Your objective:
Retype every entry below without any change.

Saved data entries
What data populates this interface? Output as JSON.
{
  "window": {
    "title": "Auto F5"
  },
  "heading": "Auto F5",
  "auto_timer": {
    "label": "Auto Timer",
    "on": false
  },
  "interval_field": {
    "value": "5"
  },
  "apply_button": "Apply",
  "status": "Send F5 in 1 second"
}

Exercise answer:
What data populates this interface? Output as JSON.
{
  "window": {
    "title": "Auto F5"
  },
  "heading": "Auto F5",
  "auto_timer": {
    "label": "Auto Timer",
    "on": false
  },
  "interval_field": {
    "value": "5"
  },
  "apply_button": "Apply",
  "status": "Send F5 in 1 second"
}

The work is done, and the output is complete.